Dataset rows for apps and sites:
○ ○ ○ ○ ○ ○ ○
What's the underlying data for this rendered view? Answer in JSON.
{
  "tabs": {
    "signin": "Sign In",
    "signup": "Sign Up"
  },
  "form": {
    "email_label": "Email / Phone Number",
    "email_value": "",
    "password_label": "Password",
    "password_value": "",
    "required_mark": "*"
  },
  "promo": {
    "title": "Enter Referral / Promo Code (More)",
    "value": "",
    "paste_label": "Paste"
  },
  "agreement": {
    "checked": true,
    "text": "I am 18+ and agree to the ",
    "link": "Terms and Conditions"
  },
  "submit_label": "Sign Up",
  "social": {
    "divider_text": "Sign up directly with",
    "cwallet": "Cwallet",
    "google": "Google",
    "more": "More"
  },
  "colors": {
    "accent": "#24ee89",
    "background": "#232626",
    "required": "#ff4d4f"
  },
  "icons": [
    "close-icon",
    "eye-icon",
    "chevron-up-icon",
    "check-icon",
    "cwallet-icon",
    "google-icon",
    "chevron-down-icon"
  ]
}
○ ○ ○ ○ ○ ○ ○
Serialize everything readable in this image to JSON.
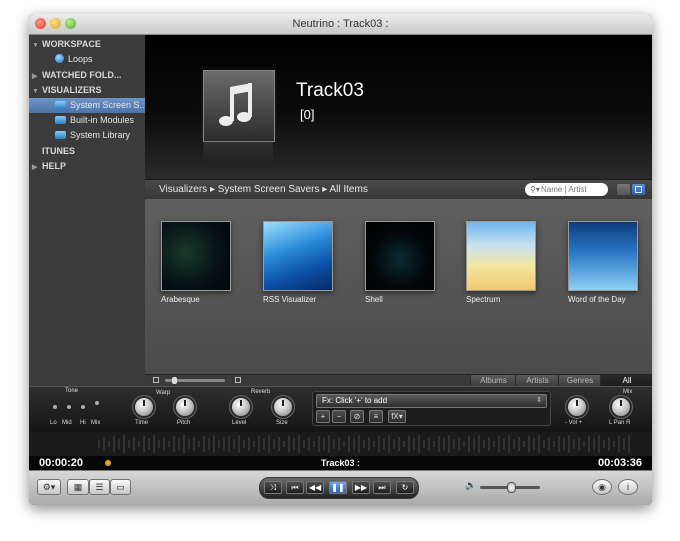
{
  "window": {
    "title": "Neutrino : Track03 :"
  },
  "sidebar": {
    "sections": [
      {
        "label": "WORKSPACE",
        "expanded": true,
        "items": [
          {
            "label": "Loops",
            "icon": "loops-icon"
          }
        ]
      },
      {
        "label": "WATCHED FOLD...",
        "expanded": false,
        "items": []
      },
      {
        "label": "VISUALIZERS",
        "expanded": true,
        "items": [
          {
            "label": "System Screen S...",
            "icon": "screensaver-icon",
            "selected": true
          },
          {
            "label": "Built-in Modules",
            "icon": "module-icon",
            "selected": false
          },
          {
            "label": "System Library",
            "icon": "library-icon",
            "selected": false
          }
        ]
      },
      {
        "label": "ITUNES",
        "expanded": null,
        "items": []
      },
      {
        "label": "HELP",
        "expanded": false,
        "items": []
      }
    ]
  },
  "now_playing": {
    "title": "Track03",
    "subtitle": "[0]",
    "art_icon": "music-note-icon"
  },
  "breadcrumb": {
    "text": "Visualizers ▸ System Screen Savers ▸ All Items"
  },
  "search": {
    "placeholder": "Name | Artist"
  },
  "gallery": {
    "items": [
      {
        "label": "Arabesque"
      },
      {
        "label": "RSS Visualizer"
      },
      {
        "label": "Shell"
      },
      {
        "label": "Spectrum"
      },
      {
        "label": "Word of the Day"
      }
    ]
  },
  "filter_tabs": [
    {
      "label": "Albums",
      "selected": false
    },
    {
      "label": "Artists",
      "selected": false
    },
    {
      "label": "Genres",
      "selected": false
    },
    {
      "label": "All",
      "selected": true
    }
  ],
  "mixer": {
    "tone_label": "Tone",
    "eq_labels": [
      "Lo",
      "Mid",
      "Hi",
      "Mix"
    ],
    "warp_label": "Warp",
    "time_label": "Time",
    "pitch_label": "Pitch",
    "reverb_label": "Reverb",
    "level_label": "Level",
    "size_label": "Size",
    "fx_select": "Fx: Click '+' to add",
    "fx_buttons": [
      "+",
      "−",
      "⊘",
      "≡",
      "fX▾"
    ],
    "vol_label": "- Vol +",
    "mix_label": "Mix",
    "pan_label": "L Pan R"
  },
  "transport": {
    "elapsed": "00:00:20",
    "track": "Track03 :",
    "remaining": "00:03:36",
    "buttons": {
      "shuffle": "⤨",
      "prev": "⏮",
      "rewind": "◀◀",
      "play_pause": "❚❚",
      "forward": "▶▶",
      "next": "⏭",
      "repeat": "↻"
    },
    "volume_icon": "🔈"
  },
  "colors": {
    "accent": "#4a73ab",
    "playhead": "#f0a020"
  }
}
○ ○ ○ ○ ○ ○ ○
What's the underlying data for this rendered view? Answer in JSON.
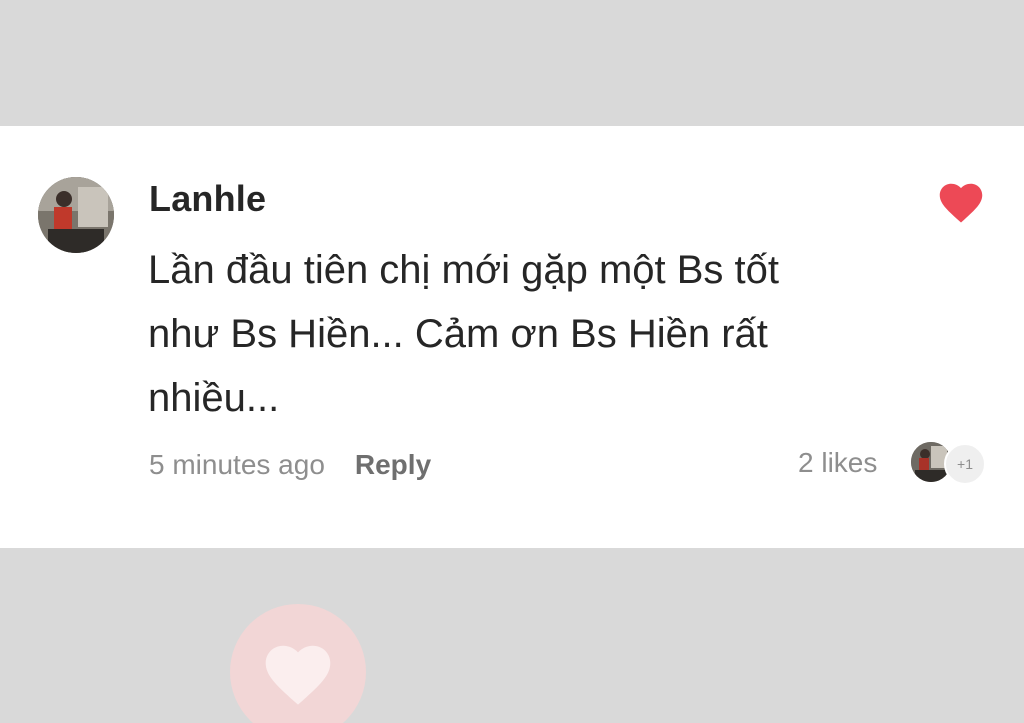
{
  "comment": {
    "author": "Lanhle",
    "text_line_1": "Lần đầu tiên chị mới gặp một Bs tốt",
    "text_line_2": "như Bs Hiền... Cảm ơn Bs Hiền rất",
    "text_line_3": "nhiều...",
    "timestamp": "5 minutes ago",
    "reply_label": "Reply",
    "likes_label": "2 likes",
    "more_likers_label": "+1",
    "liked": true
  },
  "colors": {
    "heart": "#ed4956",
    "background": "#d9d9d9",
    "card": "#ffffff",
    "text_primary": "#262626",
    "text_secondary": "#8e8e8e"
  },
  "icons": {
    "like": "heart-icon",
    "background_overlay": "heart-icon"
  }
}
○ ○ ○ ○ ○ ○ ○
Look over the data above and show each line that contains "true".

    "checked": true,
        "expanded": true,
        "expanded": true,
            "selected": true
      "selected": true
    "liked": true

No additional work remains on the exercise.